________________________________________________________________

Thomas (Tom) Johnson, Professor of Accounting and author of the book ‘Profit beyond measure’ wrote in an article on the excellent ‘Lean Edge’ site that “financial results such as revenues, costs and profits are by-products of well-run human-focused processes”.

He goes on to make the following comparison:

“…the Toyota people in Japan who founded and grew the company down to the 1990s saw the company as a disciplined organization of ’employee/suppliers’ whose purpose is to serve ‘customers’ in a way that earns sufficient profit to ensure the long-term survival of the organization. 

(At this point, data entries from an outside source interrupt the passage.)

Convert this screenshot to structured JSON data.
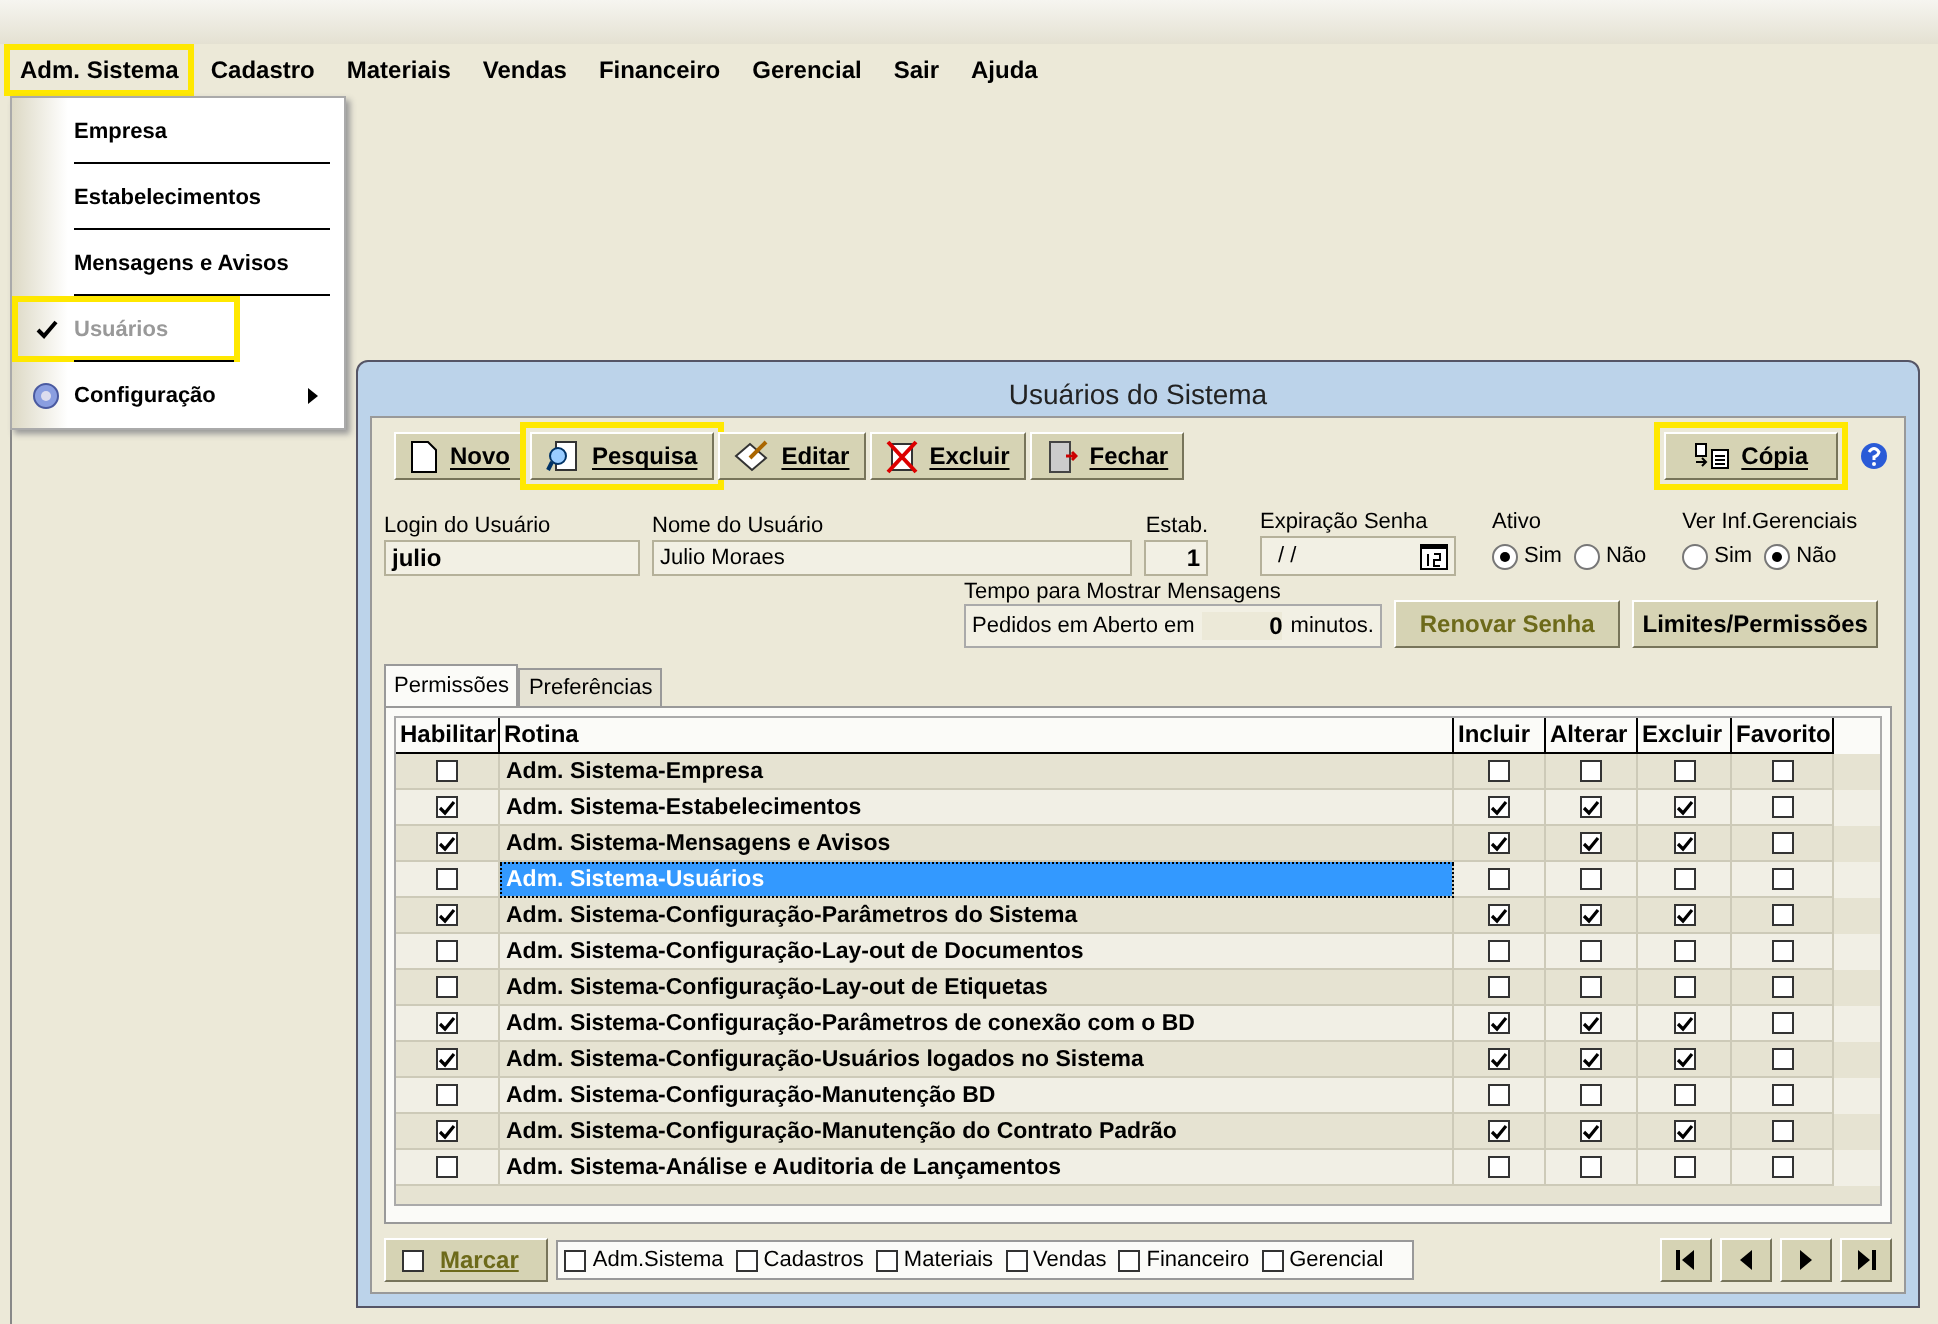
{
  "menu_bar": {
    "items": [
      {
        "label": "Adm. Sistema",
        "highlighted": true
      },
      {
        "label": "Cadastro",
        "highlighted": false
      },
      {
        "label": "Materiais",
        "highlighted": false
      },
      {
        "label": "Vendas",
        "highlighted": false
      },
      {
        "label": "Financeiro",
        "highlighted": false
      },
      {
        "label": "Gerencial",
        "highlighted": false
      },
      {
        "label": "Sair",
        "highlighted": false
      },
      {
        "label": "Ajuda",
        "highlighted": false
      }
    ]
  },
  "dropdown": {
    "items": [
      {
        "label": "Empresa",
        "kind": "item",
        "checked": false,
        "disabled": false,
        "highlighted": false
      },
      {
        "label": "Estabelecimentos",
        "kind": "item",
        "checked": false,
        "disabled": false,
        "highlighted": false
      },
      {
        "label": "Mensagens e Avisos",
        "kind": "item",
        "checked": false,
        "disabled": false,
        "highlighted": false
      },
      {
        "label": "Usuários",
        "kind": "item",
        "checked": true,
        "disabled": true,
        "highlighted": true
      },
      {
        "label": "Configuração",
        "kind": "submenu",
        "checked": false,
        "disabled": false,
        "highlighted": false
      }
    ]
  },
  "dialog": {
    "title": "Usuários do Sistema",
    "toolbar": [
      {
        "label": "Novo",
        "highlighted": false
      },
      {
        "label": "Pesquisa",
        "highlighted": true
      },
      {
        "label": "Editar",
        "highlighted": false
      },
      {
        "label": "Excluir",
        "highlighted": false
      },
      {
        "label": "Fechar",
        "highlighted": false
      }
    ],
    "copy_button": {
      "label": "Cópia",
      "highlighted": true
    },
    "login": {
      "label": "Login do Usuário",
      "value": "julio"
    },
    "name": {
      "label": "Nome do Usuário",
      "value": "Julio Moraes"
    },
    "estab": {
      "label": "Estab.",
      "value": "1"
    },
    "expiration": {
      "label": "Expiração Senha",
      "value": "/ /"
    },
    "ativo": {
      "label": "Ativo",
      "options": [
        {
          "label": "Sim",
          "selected": true
        },
        {
          "label": "Não",
          "selected": false
        }
      ]
    },
    "ver_inf": {
      "label": "Ver Inf.Gerenciais",
      "options": [
        {
          "label": "Sim",
          "selected": false
        },
        {
          "label": "Não",
          "selected": true
        }
      ]
    },
    "message_time": {
      "label": "Tempo para Mostrar Mensagens",
      "prefix": "Pedidos em Aberto em",
      "value": "0",
      "suffix": "minutos."
    },
    "renew_button": {
      "label": "Renovar Senha",
      "disabled": true
    },
    "limits_button": {
      "label": "Limites/Permissões",
      "disabled": false
    },
    "tabs": [
      {
        "label": "Permissões",
        "selected": true
      },
      {
        "label": "Preferências",
        "selected": false
      }
    ],
    "table": {
      "columns": [
        "Habilitar",
        "Rotina",
        "Incluir",
        "Alterar",
        "Excluir",
        "Favorito"
      ],
      "rows": [
        {
          "enabled": false,
          "routine": "Adm. Sistema-Empresa",
          "include": false,
          "change": false,
          "delete": false,
          "favorite": false,
          "selected": false
        },
        {
          "enabled": true,
          "routine": "Adm. Sistema-Estabelecimentos",
          "include": true,
          "change": true,
          "delete": true,
          "favorite": false,
          "selected": false
        },
        {
          "enabled": true,
          "routine": "Adm. Sistema-Mensagens e Avisos",
          "include": true,
          "change": true,
          "delete": true,
          "favorite": false,
          "selected": false
        },
        {
          "enabled": false,
          "routine": "Adm. Sistema-Usuários",
          "include": false,
          "change": false,
          "delete": false,
          "favorite": false,
          "selected": true
        },
        {
          "enabled": true,
          "routine": "Adm. Sistema-Configuração-Parâmetros do Sistema",
          "include": true,
          "change": true,
          "delete": true,
          "favorite": false,
          "selected": false
        },
        {
          "enabled": false,
          "routine": "Adm. Sistema-Configuração-Lay-out de Documentos",
          "include": false,
          "change": false,
          "delete": false,
          "favorite": false,
          "selected": false
        },
        {
          "enabled": false,
          "routine": "Adm. Sistema-Configuração-Lay-out de Etiquetas",
          "include": false,
          "change": false,
          "delete": false,
          "favorite": false,
          "selected": false
        },
        {
          "enabled": true,
          "routine": "Adm. Sistema-Configuração-Parâmetros de conexão com o BD",
          "include": true,
          "change": true,
          "delete": true,
          "favorite": false,
          "selected": false
        },
        {
          "enabled": true,
          "routine": "Adm. Sistema-Configuração-Usuários logados no Sistema",
          "include": true,
          "change": true,
          "delete": true,
          "favorite": false,
          "selected": false
        },
        {
          "enabled": false,
          "routine": "Adm. Sistema-Configuração-Manutenção BD",
          "include": false,
          "change": false,
          "delete": false,
          "favorite": false,
          "selected": false
        },
        {
          "enabled": true,
          "routine": "Adm. Sistema-Configuração-Manutenção do Contrato Padrão",
          "include": true,
          "change": true,
          "delete": true,
          "favorite": false,
          "selected": false
        },
        {
          "enabled": false,
          "routine": "Adm. Sistema-Análise e Auditoria de Lançamentos",
          "include": false,
          "change": false,
          "delete": false,
          "favorite": false,
          "selected": false
        }
      ]
    },
    "mark_button": {
      "label": "Marcar",
      "checked": false
    },
    "filters": [
      {
        "label": "Adm.Sistema",
        "checked": false
      },
      {
        "label": "Cadastros",
        "checked": false
      },
      {
        "label": "Materiais",
        "checked": false
      },
      {
        "label": "Vendas",
        "checked": false
      },
      {
        "label": "Financeiro",
        "checked": false
      },
      {
        "label": "Gerencial",
        "checked": false
      }
    ],
    "nav_buttons": [
      {
        "kind": "first"
      },
      {
        "kind": "prev"
      },
      {
        "kind": "next"
      },
      {
        "kind": "last"
      }
    ]
  }
}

…those of us from the West, on the other hand, for the past 30 to 40 years have viewed the purpose of business as making profit, by any means considered legal.

…the contrasting view held by Toyota people who founded and built that company from the 1950s to 2000 considers that a business exists to provide opportunity for humans to exercise their inherent creativity in gainful employment serving needs of other humans. The people who held that view saw the purpose of the business to be continuous improvement of a system designed to enable humans to serve other humans gainfully and sustainably”

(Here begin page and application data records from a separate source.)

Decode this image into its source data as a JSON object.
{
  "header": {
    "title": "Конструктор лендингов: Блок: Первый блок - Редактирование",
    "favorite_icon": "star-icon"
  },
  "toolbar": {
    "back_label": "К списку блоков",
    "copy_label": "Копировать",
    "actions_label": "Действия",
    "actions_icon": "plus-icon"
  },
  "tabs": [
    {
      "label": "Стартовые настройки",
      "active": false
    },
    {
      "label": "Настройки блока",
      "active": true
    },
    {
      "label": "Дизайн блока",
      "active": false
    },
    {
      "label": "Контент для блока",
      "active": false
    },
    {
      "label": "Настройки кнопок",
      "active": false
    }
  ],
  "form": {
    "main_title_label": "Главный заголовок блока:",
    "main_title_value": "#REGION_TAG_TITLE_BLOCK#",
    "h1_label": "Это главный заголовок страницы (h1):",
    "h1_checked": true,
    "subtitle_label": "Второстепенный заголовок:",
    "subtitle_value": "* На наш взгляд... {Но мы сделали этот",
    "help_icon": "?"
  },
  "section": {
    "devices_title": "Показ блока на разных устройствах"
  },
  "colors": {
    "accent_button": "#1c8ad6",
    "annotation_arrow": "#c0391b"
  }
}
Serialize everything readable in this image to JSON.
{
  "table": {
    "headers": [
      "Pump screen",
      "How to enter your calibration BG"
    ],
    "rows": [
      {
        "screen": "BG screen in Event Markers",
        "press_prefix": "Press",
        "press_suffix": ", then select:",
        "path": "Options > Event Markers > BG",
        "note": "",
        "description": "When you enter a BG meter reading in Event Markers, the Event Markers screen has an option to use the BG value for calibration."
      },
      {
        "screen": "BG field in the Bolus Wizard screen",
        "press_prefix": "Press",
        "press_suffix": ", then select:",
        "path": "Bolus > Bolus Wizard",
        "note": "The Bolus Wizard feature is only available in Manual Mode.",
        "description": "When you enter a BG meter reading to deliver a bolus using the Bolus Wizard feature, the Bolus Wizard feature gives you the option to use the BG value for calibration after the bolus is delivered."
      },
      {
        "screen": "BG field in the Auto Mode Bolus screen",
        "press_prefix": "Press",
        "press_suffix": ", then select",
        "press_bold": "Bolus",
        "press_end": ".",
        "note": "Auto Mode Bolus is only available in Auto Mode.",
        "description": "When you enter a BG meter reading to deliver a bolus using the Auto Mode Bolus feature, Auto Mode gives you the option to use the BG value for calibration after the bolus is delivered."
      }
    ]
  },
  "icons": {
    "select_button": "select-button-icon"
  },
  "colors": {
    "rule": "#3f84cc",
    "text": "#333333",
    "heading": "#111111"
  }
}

It’s interesting to note that there are plenty of organisations around the world (Dignan refers to some in his video above) that have understood the ’cause and effect’ of Toyota’s view i.e. that everyone (including investors) does well if an organisation sets out and truly pursues its purpose, with its long term success being the outcome.

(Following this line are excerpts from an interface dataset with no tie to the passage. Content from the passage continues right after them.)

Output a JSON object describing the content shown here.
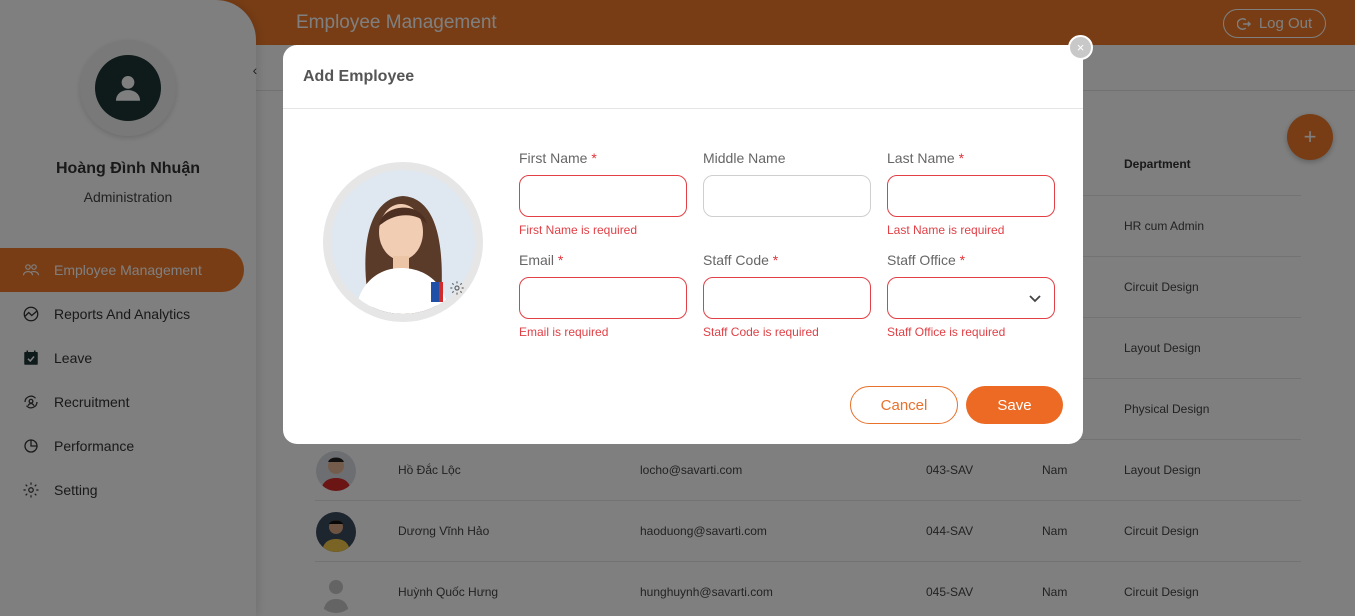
{
  "header": {
    "title": "Employee Management",
    "logout_label": "Log Out"
  },
  "sidebar": {
    "user_name": "Hoàng Đình Nhuận",
    "user_role": "Administration",
    "items": [
      {
        "label": "Employee Management",
        "icon": "users-icon",
        "active": true
      },
      {
        "label": "Reports And Analytics",
        "icon": "chart-icon",
        "active": false
      },
      {
        "label": "Leave",
        "icon": "calendar-icon",
        "active": false
      },
      {
        "label": "Recruitment",
        "icon": "recruitment-icon",
        "active": false
      },
      {
        "label": "Performance",
        "icon": "performance-icon",
        "active": false
      },
      {
        "label": "Setting",
        "icon": "gear-icon",
        "active": false
      }
    ]
  },
  "table": {
    "dept_header": "Department",
    "background_depts": [
      "HR cum Admin",
      "Circuit Design",
      "Layout Design",
      "Physical Design"
    ],
    "rows": [
      {
        "name": "Hồ Đắc Lộc",
        "email": "locho@savarti.com",
        "code": "043-SAV",
        "gender": "Nam",
        "dept": "Layout Design"
      },
      {
        "name": "Dương Vĩnh Hảo",
        "email": "haoduong@savarti.com",
        "code": "044-SAV",
        "gender": "Nam",
        "dept": "Circuit Design"
      },
      {
        "name": "Huỳnh Quốc Hưng",
        "email": "hunghuynh@savarti.com",
        "code": "045-SAV",
        "gender": "Nam",
        "dept": "Circuit Design"
      }
    ]
  },
  "modal": {
    "title": "Add Employee",
    "close_symbol": "×",
    "fields": {
      "first_name": {
        "label": "First Name",
        "required": "*",
        "value": "",
        "error": "First Name is required"
      },
      "middle_name": {
        "label": "Middle Name",
        "value": ""
      },
      "last_name": {
        "label": "Last Name",
        "required": "*",
        "value": "",
        "error": "Last Name is required"
      },
      "email": {
        "label": "Email",
        "required": "*",
        "value": "",
        "error": "Email is required"
      },
      "staff_code": {
        "label": "Staff Code",
        "required": "*",
        "value": "",
        "error": "Staff Code is required"
      },
      "staff_office": {
        "label": "Staff Office",
        "required": "*",
        "value": "",
        "error": "Staff Office is required"
      }
    },
    "cancel_label": "Cancel",
    "save_label": "Save"
  },
  "colors": {
    "accent": "#f07b2a",
    "error": "#e04046",
    "save": "#ec6a24"
  },
  "fab_symbol": "+"
}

________________________________________________________________

And finally, if we go back to Simon Sinek’s ‘start with why’, he makes some things very clear:

‘Why’ is not about profit…that’s just an outcome:

“By why, I don’t mean to make a profit, that’s a result. By why, I mean what’s your purpose, your cause, your belief? Why does your organisation exist? Why do you get out of bed in the morning and why should anyone care?”

You can’t just state your ‘why’ (your purpose). It actually has to be what you believe! If your actions are about profit over your stated purpose then this evidence will be seen, taken on board and acted upon accordingly:

“…what you do serves as the proof of what you believe.”

People ultimately follow leaders for themselves. If the actions of those leaders do not align with the beliefs of the workers then don’t expect them to follow:

“We follow those who lead, not because we have to but because we want to. We follow, not for them but for ourselves.”

Finally, there’s a really important point implied but not explicitly stated by Simon Sinek: The leaders of an organisation need to provide the environment, through an appropriate management system, that enables the purpose and does not frustrate it.

________________________________________________________________

In summary:

  • You can state a purpose….but you’ve got to actually live it to move towards it;
  • An organisation’s purpose should NOT be ‘profit’, even though this outcome is necessary for the system and those that finance it;
  • If you think it’s the other way around i.e. that you need to state a purpose so as to chase profit, then you are likely to fall a long way short of what you could achieve…and will put your long term survival at serious risk;
  • A focus on short term profits and results for the market will likely destroy unknown and unknowable value.

For those of you who think “what a load of hippy liberal rubbish, of course it’s all about the shareholder”, here’s a really nice quote to consider from Sam Walton (founder of Wal-Mart):

“There is only one boss. The customer. And he can fire everybody in the company from the chairman on down, simply by spending his money somewhere else.”

…how would those shareholders feel if their investment became worthless?

Note: The above raises a ‘big hairy question’ – There are many corporate forms…but which ones help and which ones hinder an organisation’s ability to truly live its stated purpose? This is something that the world’s politicians and financial markets are currently grappling with. Here’s an interesting ‘Economist.com’ article about this.